Task instructions:
Each line below that carries the string "Conversion" must appear in the answer.
---------- Records for this task ----------
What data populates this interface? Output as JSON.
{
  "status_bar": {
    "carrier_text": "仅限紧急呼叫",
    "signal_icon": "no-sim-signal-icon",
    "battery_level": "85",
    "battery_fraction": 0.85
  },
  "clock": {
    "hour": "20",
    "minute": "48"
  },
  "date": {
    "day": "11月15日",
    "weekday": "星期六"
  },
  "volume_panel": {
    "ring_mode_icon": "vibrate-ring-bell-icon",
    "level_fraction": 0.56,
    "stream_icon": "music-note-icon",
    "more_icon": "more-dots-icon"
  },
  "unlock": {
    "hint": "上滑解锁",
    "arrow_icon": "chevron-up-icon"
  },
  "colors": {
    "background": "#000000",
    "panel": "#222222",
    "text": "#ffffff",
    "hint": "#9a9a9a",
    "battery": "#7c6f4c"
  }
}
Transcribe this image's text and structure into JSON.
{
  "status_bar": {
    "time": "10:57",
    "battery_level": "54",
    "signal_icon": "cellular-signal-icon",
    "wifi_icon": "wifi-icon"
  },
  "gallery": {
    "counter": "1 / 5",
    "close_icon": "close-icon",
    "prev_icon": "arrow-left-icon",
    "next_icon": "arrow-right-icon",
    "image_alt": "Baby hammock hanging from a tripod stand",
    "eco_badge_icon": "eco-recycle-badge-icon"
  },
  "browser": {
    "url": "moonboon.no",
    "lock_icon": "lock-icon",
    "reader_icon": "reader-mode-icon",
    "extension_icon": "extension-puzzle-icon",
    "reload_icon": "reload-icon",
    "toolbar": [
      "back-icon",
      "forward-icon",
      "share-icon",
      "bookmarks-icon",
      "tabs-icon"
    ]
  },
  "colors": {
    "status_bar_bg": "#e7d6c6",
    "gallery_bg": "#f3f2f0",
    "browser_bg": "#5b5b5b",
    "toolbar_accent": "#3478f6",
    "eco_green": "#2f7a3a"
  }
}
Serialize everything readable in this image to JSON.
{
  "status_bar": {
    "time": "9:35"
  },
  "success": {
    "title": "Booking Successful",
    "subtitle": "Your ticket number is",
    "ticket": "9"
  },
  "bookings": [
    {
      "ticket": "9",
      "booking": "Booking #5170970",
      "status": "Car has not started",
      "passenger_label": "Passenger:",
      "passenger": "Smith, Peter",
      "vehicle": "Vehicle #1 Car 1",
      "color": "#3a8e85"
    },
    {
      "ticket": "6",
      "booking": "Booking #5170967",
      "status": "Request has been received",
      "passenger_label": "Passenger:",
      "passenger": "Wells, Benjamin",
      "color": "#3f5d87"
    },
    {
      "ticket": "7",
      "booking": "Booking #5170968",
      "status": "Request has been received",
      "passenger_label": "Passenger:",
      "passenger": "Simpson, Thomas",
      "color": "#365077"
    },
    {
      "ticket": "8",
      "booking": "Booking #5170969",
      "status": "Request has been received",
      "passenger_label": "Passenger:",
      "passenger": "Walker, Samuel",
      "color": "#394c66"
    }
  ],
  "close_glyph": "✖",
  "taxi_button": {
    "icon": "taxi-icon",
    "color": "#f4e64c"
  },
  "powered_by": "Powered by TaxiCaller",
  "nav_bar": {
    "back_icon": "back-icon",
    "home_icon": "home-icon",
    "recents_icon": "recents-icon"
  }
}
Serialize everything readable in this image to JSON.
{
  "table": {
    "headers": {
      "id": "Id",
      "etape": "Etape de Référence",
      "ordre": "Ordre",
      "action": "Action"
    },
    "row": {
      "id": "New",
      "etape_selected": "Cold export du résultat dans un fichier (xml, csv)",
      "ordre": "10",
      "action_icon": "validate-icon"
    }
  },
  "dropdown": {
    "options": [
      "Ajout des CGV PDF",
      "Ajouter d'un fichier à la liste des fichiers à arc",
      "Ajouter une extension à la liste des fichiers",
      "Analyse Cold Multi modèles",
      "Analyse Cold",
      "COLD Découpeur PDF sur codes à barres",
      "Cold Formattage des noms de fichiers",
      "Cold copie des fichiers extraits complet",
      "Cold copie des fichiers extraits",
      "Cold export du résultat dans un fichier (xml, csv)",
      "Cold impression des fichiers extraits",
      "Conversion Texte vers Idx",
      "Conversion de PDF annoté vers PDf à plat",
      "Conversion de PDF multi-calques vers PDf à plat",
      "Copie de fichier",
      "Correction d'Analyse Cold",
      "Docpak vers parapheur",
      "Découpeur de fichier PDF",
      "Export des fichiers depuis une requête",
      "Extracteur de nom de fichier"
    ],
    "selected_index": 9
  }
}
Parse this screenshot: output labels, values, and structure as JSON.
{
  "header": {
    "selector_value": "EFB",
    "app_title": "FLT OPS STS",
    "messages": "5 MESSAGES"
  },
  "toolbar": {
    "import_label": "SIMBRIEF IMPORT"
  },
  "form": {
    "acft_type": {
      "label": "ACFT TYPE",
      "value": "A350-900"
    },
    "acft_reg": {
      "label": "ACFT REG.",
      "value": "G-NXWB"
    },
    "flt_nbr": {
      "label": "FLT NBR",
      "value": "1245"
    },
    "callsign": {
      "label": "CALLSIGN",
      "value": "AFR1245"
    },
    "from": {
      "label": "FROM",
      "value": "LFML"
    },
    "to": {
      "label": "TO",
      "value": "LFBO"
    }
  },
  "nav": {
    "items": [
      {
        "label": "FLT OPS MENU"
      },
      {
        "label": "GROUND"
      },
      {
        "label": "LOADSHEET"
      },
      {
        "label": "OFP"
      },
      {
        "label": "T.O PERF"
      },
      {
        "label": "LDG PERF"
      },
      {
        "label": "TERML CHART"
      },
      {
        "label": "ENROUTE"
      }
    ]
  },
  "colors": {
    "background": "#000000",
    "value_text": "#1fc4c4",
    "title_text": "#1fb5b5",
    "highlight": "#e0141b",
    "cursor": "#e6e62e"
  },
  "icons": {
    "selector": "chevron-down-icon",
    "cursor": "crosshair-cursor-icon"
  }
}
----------
Result for this exercise:
      "Conversion Texte vers Idx",
      "Conversion de PDF annoté vers PDf à plat",
      "Conversion de PDF multi-calques vers PDf à plat",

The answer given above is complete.